___ Excerpted data

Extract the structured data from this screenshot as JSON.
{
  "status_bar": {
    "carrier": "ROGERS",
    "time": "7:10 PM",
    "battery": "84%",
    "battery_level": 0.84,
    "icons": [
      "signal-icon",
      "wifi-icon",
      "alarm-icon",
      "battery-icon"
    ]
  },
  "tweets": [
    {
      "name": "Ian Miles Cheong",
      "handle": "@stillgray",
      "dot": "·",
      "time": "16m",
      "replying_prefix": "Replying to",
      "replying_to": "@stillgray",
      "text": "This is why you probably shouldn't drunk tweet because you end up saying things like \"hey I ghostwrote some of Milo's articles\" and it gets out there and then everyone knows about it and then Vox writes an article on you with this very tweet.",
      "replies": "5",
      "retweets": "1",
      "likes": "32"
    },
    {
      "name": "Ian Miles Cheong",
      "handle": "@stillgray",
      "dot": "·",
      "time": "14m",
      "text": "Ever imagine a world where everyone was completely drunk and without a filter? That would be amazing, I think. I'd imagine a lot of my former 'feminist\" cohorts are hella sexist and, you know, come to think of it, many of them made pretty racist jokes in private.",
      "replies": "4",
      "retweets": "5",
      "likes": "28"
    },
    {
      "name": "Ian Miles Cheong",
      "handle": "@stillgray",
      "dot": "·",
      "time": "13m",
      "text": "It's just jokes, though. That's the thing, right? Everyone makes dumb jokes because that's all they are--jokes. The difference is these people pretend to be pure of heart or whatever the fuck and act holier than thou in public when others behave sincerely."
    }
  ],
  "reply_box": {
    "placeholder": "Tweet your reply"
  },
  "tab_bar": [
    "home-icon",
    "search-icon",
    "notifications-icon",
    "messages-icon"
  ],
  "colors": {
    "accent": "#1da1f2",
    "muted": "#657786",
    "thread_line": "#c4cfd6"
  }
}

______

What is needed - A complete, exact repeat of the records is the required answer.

Expected answer -
Extract the structured data from this screenshot as JSON.
{
  "status_bar": {
    "carrier": "ROGERS",
    "time": "7:10 PM",
    "battery": "84%",
    "battery_level": 0.84,
    "icons": [
      "signal-icon",
      "wifi-icon",
      "alarm-icon",
      "battery-icon"
    ]
  },
  "tweets": [
    {
      "name": "Ian Miles Cheong",
      "handle": "@stillgray",
      "dot": "·",
      "time": "16m",
      "replying_prefix": "Replying to",
      "replying_to": "@stillgray",
      "text": "This is why you probably shouldn't drunk tweet because you end up saying things like \"hey I ghostwrote some of Milo's articles\" and it gets out there and then everyone knows about it and then Vox writes an article on you with this very tweet.",
      "replies": "5",
      "retweets": "1",
      "likes": "32"
    },
    {
      "name": "Ian Miles Cheong",
      "handle": "@stillgray",
      "dot": "·",
      "time": "14m",
      "text": "Ever imagine a world where everyone was completely drunk and without a filter? That would be amazing, I think. I'd imagine a lot of my former 'feminist\" cohorts are hella sexist and, you know, come to think of it, many of them made pretty racist jokes in private.",
      "replies": "4",
      "retweets": "5",
      "likes": "28"
    },
    {
      "name": "Ian Miles Cheong",
      "handle": "@stillgray",
      "dot": "·",
      "time": "13m",
      "text": "It's just jokes, though. That's the thing, right? Everyone makes dumb jokes because that's all they are--jokes. The difference is these people pretend to be pure of heart or whatever the fuck and act holier than thou in public when others behave sincerely."
    }
  ],
  "reply_box": {
    "placeholder": "Tweet your reply"
  },
  "tab_bar": [
    "home-icon",
    "search-icon",
    "notifications-icon",
    "messages-icon"
  ],
  "colors": {
    "accent": "#1da1f2",
    "muted": "#657786",
    "thread_line": "#c4cfd6"
  }
}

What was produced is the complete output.